> _RECORDS TO USE_:
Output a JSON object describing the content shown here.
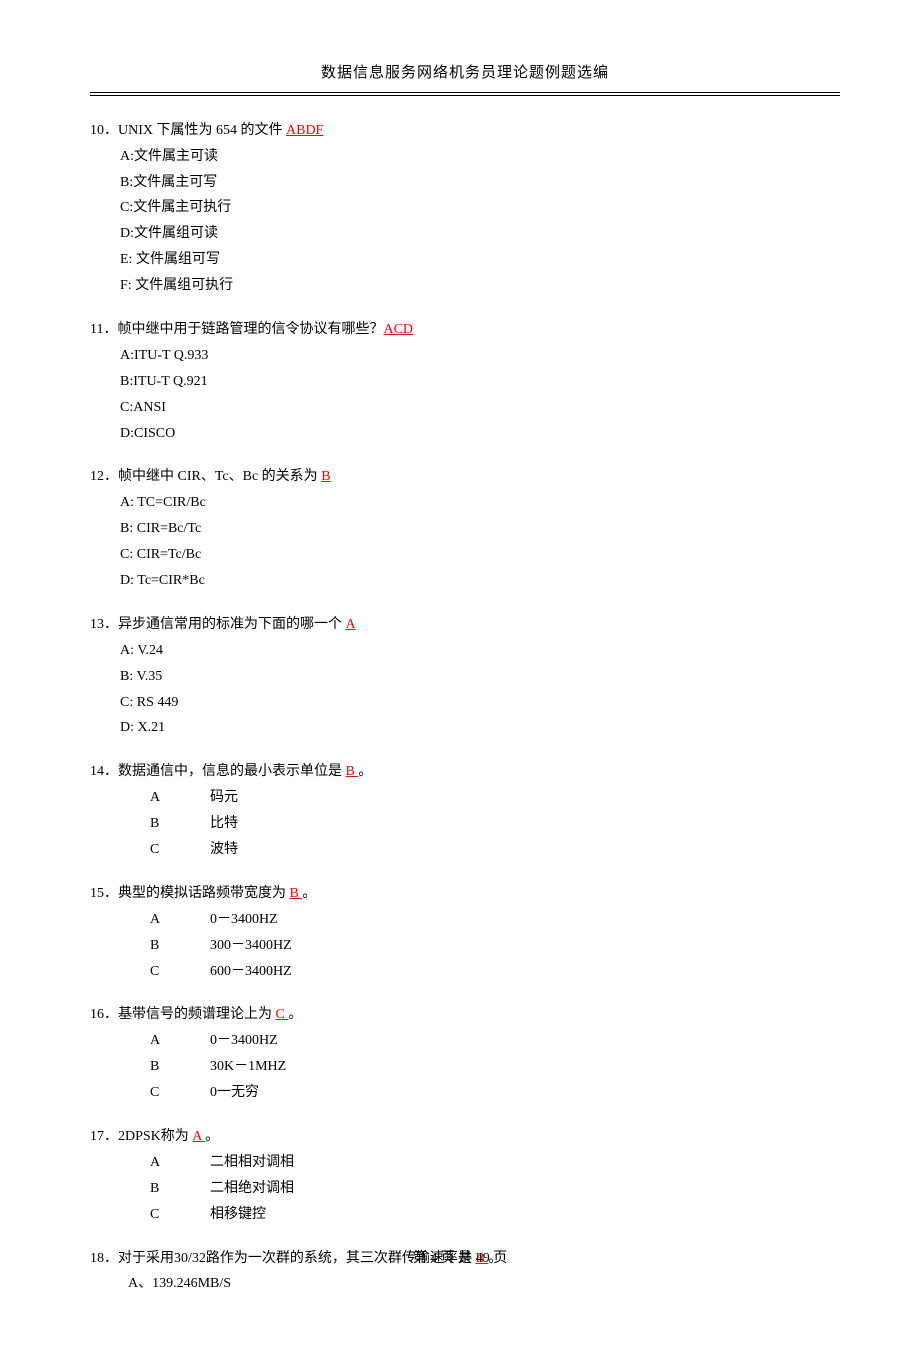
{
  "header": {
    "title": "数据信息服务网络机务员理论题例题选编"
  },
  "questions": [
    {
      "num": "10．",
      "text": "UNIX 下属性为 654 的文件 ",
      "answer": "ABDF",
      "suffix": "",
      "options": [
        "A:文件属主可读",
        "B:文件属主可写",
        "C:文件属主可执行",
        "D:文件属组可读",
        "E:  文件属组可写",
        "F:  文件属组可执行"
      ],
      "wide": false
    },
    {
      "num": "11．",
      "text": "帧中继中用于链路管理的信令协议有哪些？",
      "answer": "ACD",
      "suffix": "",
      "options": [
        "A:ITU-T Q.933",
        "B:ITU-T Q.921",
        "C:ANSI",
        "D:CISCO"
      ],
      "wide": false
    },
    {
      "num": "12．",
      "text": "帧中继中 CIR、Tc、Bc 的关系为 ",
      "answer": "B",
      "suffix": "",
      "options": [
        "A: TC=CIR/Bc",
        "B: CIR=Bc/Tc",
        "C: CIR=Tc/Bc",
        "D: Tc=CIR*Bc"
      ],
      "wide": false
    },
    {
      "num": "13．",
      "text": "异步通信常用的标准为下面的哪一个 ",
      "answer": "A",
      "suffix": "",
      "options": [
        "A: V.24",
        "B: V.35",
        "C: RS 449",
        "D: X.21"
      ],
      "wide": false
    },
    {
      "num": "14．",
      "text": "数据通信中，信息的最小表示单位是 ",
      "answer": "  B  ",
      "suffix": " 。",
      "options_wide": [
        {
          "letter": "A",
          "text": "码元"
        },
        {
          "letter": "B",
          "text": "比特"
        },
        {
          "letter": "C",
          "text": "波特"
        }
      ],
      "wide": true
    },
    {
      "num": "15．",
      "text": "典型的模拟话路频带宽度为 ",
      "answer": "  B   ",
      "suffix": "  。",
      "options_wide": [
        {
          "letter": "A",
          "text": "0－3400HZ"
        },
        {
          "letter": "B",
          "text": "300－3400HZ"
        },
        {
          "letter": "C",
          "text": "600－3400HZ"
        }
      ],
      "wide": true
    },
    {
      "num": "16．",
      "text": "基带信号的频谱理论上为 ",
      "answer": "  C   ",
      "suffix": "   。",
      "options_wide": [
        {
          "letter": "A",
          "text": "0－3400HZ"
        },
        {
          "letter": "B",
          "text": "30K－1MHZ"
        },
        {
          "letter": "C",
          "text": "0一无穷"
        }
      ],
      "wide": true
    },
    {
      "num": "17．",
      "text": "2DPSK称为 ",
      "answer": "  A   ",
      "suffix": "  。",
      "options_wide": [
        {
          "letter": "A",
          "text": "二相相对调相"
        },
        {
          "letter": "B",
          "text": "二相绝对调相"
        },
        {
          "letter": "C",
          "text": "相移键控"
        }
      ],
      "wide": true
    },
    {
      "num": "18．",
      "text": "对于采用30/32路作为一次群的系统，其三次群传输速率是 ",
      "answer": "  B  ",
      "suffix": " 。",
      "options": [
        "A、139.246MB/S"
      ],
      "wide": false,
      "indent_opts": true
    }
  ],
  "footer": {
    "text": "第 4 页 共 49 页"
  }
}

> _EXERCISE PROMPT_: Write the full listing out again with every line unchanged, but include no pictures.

> _RESPONSE AREA_:
Output a JSON object describing the content shown here.
{
  "header": {
    "title": "数据信息服务网络机务员理论题例题选编"
  },
  "questions": [
    {
      "num": "10．",
      "text": "UNIX 下属性为 654 的文件 ",
      "answer": "ABDF",
      "suffix": "",
      "options": [
        "A:文件属主可读",
        "B:文件属主可写",
        "C:文件属主可执行",
        "D:文件属组可读",
        "E:  文件属组可写",
        "F:  文件属组可执行"
      ],
      "wide": false
    },
    {
      "num": "11．",
      "text": "帧中继中用于链路管理的信令协议有哪些？",
      "answer": "ACD",
      "suffix": "",
      "options": [
        "A:ITU-T Q.933",
        "B:ITU-T Q.921",
        "C:ANSI",
        "D:CISCO"
      ],
      "wide": false
    },
    {
      "num": "12．",
      "text": "帧中继中 CIR、Tc、Bc 的关系为 ",
      "answer": "B",
      "suffix": "",
      "options": [
        "A: TC=CIR/Bc",
        "B: CIR=Bc/Tc",
        "C: CIR=Tc/Bc",
        "D: Tc=CIR*Bc"
      ],
      "wide": false
    },
    {
      "num": "13．",
      "text": "异步通信常用的标准为下面的哪一个 ",
      "answer": "A",
      "suffix": "",
      "options": [
        "A: V.24",
        "B: V.35",
        "C: RS 449",
        "D: X.21"
      ],
      "wide": false
    },
    {
      "num": "14．",
      "text": "数据通信中，信息的最小表示单位是 ",
      "answer": "  B  ",
      "suffix": " 。",
      "options_wide": [
        {
          "letter": "A",
          "text": "码元"
        },
        {
          "letter": "B",
          "text": "比特"
        },
        {
          "letter": "C",
          "text": "波特"
        }
      ],
      "wide": true
    },
    {
      "num": "15．",
      "text": "典型的模拟话路频带宽度为 ",
      "answer": "  B   ",
      "suffix": "  。",
      "options_wide": [
        {
          "letter": "A",
          "text": "0－3400HZ"
        },
        {
          "letter": "B",
          "text": "300－3400HZ"
        },
        {
          "letter": "C",
          "text": "600－3400HZ"
        }
      ],
      "wide": true
    },
    {
      "num": "16．",
      "text": "基带信号的频谱理论上为 ",
      "answer": "  C   ",
      "suffix": "   。",
      "options_wide": [
        {
          "letter": "A",
          "text": "0－3400HZ"
        },
        {
          "letter": "B",
          "text": "30K－1MHZ"
        },
        {
          "letter": "C",
          "text": "0一无穷"
        }
      ],
      "wide": true
    },
    {
      "num": "17．",
      "text": "2DPSK称为 ",
      "answer": "  A   ",
      "suffix": "  。",
      "options_wide": [
        {
          "letter": "A",
          "text": "二相相对调相"
        },
        {
          "letter": "B",
          "text": "二相绝对调相"
        },
        {
          "letter": "C",
          "text": "相移键控"
        }
      ],
      "wide": true
    },
    {
      "num": "18．",
      "text": "对于采用30/32路作为一次群的系统，其三次群传输速率是 ",
      "answer": "  B  ",
      "suffix": " 。",
      "options": [
        "A、139.246MB/S"
      ],
      "wide": false,
      "indent_opts": true
    }
  ],
  "footer": {
    "text": "第 4 页 共 49 页"
  }
}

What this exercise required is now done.